January’s IP Trials Order contained a provision to use USF dollars to fund rural broadband “experiments” designed to deliver robust, high-speed, scalable broadband service. The language put out for comment on this new program potentially gives the FCC latitude to do any number of things in this space, including gigabit communities.
Exactly five days later, Congress spoke to this very same issue. Included in the Agricultural Act of 2014 (“The Farm Bill”) is a provision that allocates up to $50 million—$10 million per year for FY 2014-2018— to the U.S. Department of Agriculture (USDA) to create a Rural Gigabit Network Pilot Program. To be eligible for these funds, a provider must be able to build out “ultra-high-speed Internet service” within three years in rural areas that lack such service.
I have raised a number of concerns about the FCC’s new rural broadband experiments. First, I worry how the new experiments will fit together with the high-cost universal service reforms that the FCC already adopted in 2011 and, despite my best efforts, I have not received an adequate explanation to date. Second, as configured, these experiments could divert needed funds away from expanding broadband access for all Americans in favor of funding very high-capacity projects for a select few anchor institutions.

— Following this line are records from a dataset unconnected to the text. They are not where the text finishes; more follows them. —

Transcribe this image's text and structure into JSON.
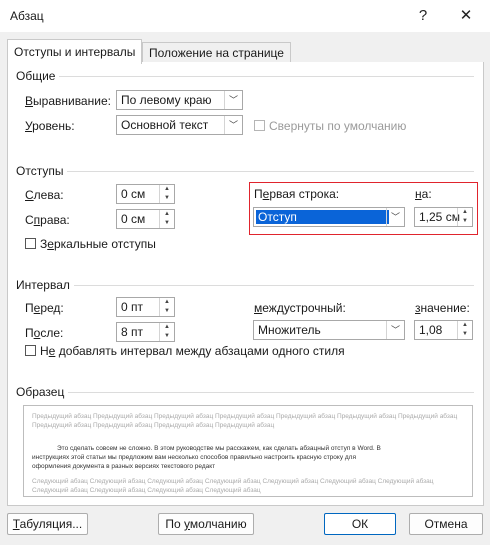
{
  "window": {
    "title": "Абзац",
    "help": "?",
    "close": "✕"
  },
  "tabs": [
    {
      "label": "Отступы и интервалы",
      "active": true
    },
    {
      "label": "Положение на странице",
      "active": false
    }
  ],
  "general": {
    "section": "Общие",
    "alignment_label_u": "В",
    "alignment_label_rest": "ыравнивание:",
    "alignment_value": "По левому краю",
    "level_label_u": "У",
    "level_label_rest": "ровень:",
    "level_value": "Основной текст",
    "collapsed_label": "Свернуты по умолчанию"
  },
  "indents": {
    "section": "Отступы",
    "left_label_u": "С",
    "left_label_rest": "лева:",
    "left_value": "0 см",
    "right_label_pre": "С",
    "right_label_u": "п",
    "right_label_rest": "рава:",
    "right_value": "0 см",
    "mirror_label_pre": "З",
    "mirror_label_u": "е",
    "mirror_label_rest": "ркальные отступы",
    "first_line_label_pre": "П",
    "first_line_label_u": "е",
    "first_line_label_rest": "рвая строка:",
    "first_line_value": "Отступ",
    "by_label_u": "н",
    "by_label_rest": "а:",
    "by_value": "1,25 см"
  },
  "spacing": {
    "section": "Интервал",
    "before_label_pre": "П",
    "before_label_u": "е",
    "before_label_rest": "ред:",
    "before_value": "0 пт",
    "after_label_pre": "П",
    "after_label_u": "о",
    "after_label_rest": "сле:",
    "after_value": "8 пт",
    "line_label_u": "м",
    "line_label_rest": "еждустрочный:",
    "line_value": "Множитель",
    "value_label_u": "з",
    "value_label_rest": "начение:",
    "value_value": "1,08",
    "dont_add_pre": "Н",
    "dont_add_u": "е",
    "dont_add_rest": " добавлять интервал между абзацами одного стиля"
  },
  "preview": {
    "section": "Образец",
    "prev_line": "Предыдущий абзац Предыдущий абзац Предыдущий абзац Предыдущий абзац Предыдущий абзац Предыдущий абзац Предыдущий абзац Предыдущий абзац Предыдущий абзац Предыдущий абзац Предыдущий абзац",
    "body_1": "Это сделать совсем не сложно. В этом руководстве мы расскажем, как сделать абзацный отступ в Word. В",
    "body_2": "инструкциях этой статьи мы предложим вам несколько способов правильно настроить красную строку для",
    "body_3": "оформления документа в разных версиях текстового редакт",
    "next_line": "Следующий абзац Следующий абзац Следующий абзац Следующий абзац Следующий абзац Следующий абзац Следующий абзац Следующий абзац Следующий абзац Следующий абзац Следующий абзац"
  },
  "buttons": {
    "tabs_u": "Т",
    "tabs_rest": "абуляция...",
    "default_pre": "По ",
    "default_u": "у",
    "default_rest": "молчанию",
    "ok": "ОК",
    "cancel": "Отмена"
  }
}
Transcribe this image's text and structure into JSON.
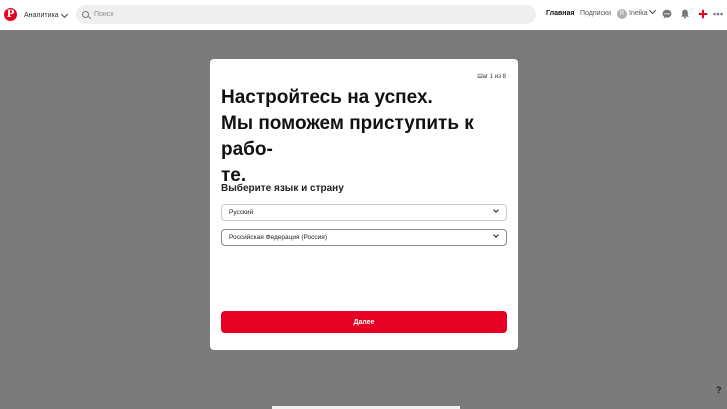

Third, I am very concerned about the ability of these experiments to succeed with one-time funding. And now, I believe that these experiments could duplicate the Congressionally-mandated gigabit pilot program. Instead of going down this path, the FCC should rethink the need for these experiments.
If the FCC does decide to press forward with its own rural broadband experiments, I will be looking to ensure that we abide by the following principles when deciding upon any final rules or approving any experiments:
1) No Duplication. First, the FCC’s experiments must accomplish something very different from the USDA’s pilot program. As I have said before, done well, rural broadband experiments might be useful to help us determine whether additional providers would be interested in serving consumers in rural America—particularly in the event that a current incumbent provider chooses not to participate in the universal service program in the future. Unfortunately, January’s Notice of Proposed Rulemaking seems to suggest that the FCC is more interested in funding a few higher-capacity broadband projects for a few institutions, which could be very similar to what the USDA will be doing. Second, the FCC must not fund experiments in areas that are served or will be served by USDA’s pilot program or existing providers. Such duplication makes no sense and goes against our obligation to spend every consumer dollar as efficiently and effectively as possible.
2) Rationalize Spending. In its Notice, the FCC contemplated spending between $50 - $100 million (or more) on its new experiments. Given the passage of the Farm Bill, which authorizes $50 million for the USDA’s pilot program, the FCC needs to take this significant funding into account and scale down our own budget accordingly.
3) Ensure Qualified Participants. The Farm Bill requires that those participating in the USDA pilot program demonstrate that they are capable of providing service. The FCC should do no less. We must not dedicate limited funding to wishes and whims, but only to verifiable, concrete plans from companies that can actually build and operate a sustainable broadband network after the one-time FCC support ends—because it will end. The FCC should not approve any scenario where a new network funded through the experiments will cease to operate unless continued dollars keep flowing from the Universal Service Fund after the program ends.
4) Don’t Zap Focus. The FCC experiments have the potential to divert limited staff resources from a main priority: following through on transforming our high-cost universal service fund into a program that is sustainable in the 21st Century. While I may not agree with all of the 2011 reforms, the high-cost programs account for $4.5 billion annually and require considerable attention. Staff workshops, webinars, presentations, guidance and oversight will be needed to achieve success on any new experiments. But these take significant time and staff hours.
Our job at the Commission is to carry out the will and direction enacted by Congress. Given the passage of the Farm Bill, we should consider ending our own rural broadband experiments and instead focus on supporting and learning from the USDA’s Rural Gigabit Network Pilot Program.